With every winter sport in New Jersey being affected by Coronavirus cautions, multiple options on how to differently proceed with them have been explored. With the current climate of Coronavirus, it simp  ly is not practical for Indoor Track to proceed as normal. Meets are cramped with teams of over 20 athletes from dozens of school, and runners in certain events run right next to each other, sometimes with over 16 people scattered across six lanes. I personally cannot think of a more covid-prone place than an Indoor Track meet. 

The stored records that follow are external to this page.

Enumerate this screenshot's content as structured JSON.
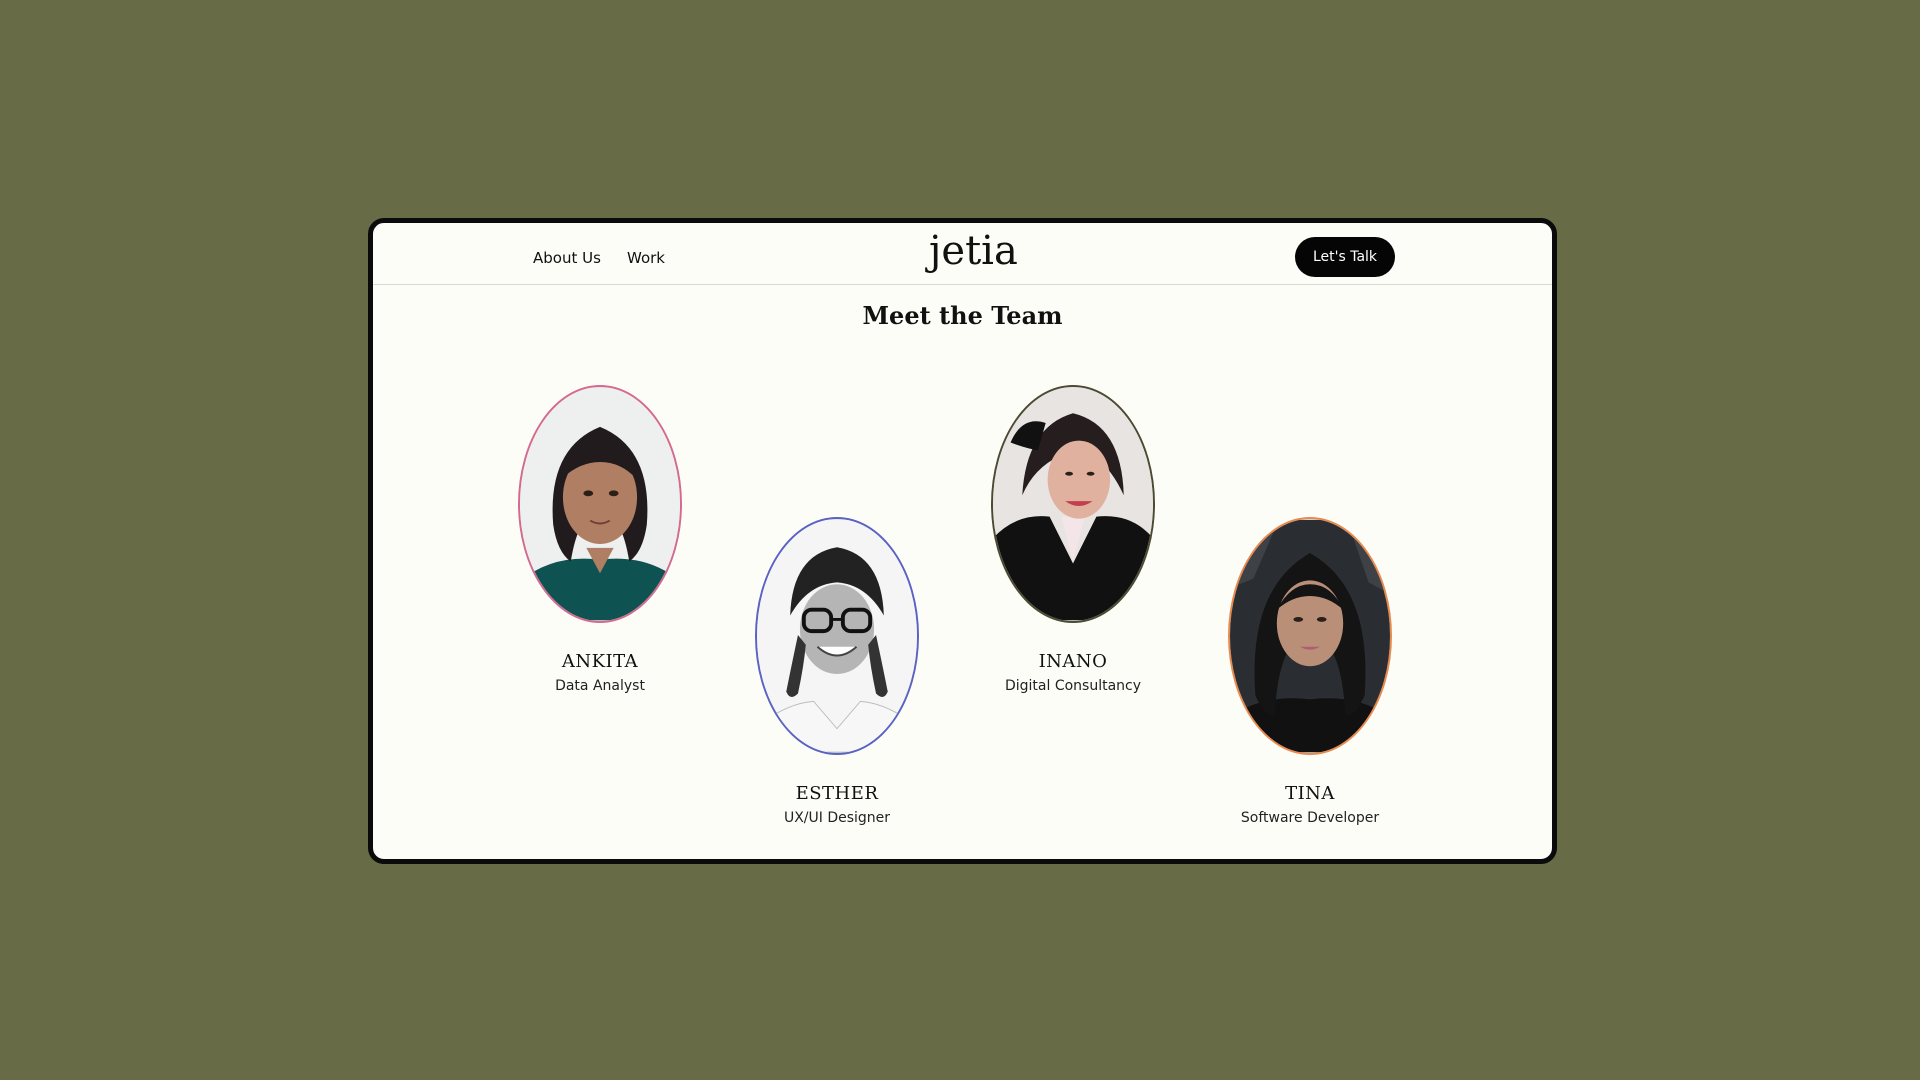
{
  "header": {
    "nav": [
      {
        "label": "About Us"
      },
      {
        "label": "Work"
      }
    ],
    "logo_text": "jetia",
    "cta_label": "Let's Talk"
  },
  "section": {
    "title": "Meet the Team"
  },
  "team": [
    {
      "name": "ANKITA",
      "role": "Data Analyst",
      "border_color": "#d56a8f"
    },
    {
      "name": "ESTHER",
      "role": "UX/UI Designer",
      "border_color": "#5a62c4"
    },
    {
      "name": "INANO",
      "role": "Digital Consultancy",
      "border_color": "#4b4b33"
    },
    {
      "name": "TINA",
      "role": "Software Developer",
      "border_color": "#e88a4e"
    }
  ],
  "colors": {
    "page_background": "#676c47",
    "card_background": "#fdfdf8",
    "button_background": "#050505"
  }
}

What is the solution, if there is one? Coach Seebode, Oratory’s Indoor Track Coach, has discussed the possibility of “polar meets” this season. These were something that were commonplace in his high school days, and they were done then solely for the sake of getting more races in, not because they had to. A polar meet is an indoor track meet that happens outdoors. They are usually limited to a maximum of three teams, and happen in an efficient and timely manner, to prevent anyone from freezing in the cold for too long. These meets have some very defining benefits to them. One is flexibility. Since they are not officiated by the NJSIAA, it is simple for coaches to just communicate with one another and change a date, if something like bad weather were to occur. Also, these meets have the undeniable benefit of running on an outdoor track, which has fresher air, less turns, and more space, making these meets preferable to athletes just as much as they are to coaches. The final, and most relevant benefit of them today is that they can provide an abundance of safety, to avoid exposure of one school’s athletes to another. This can allow for an abundance of meets to occur, because they can be conducted safely. 

This concept for meets is not without its negatives, however. The first and most obvious one is the temperature. Winters get cold, and running in sub freezing weather at race pace is not ideal. Temperature can not only cause discomfort, but it can impact performance as well. Warming up in the cold weather can not be as thorough, and while this may not be too detrimental for distance runners using slow twitch muscles, the sprinters accelerating at maximum speed are more prone to injury. 

Though this style of track meet certainly has its negatives, it is a great idea and one that I personally think should be employed to ensure 2020 of a winter track season. This has been a year of modifying things to best adapt to the surrounding climate, and Indoor Track should not be an exception for this.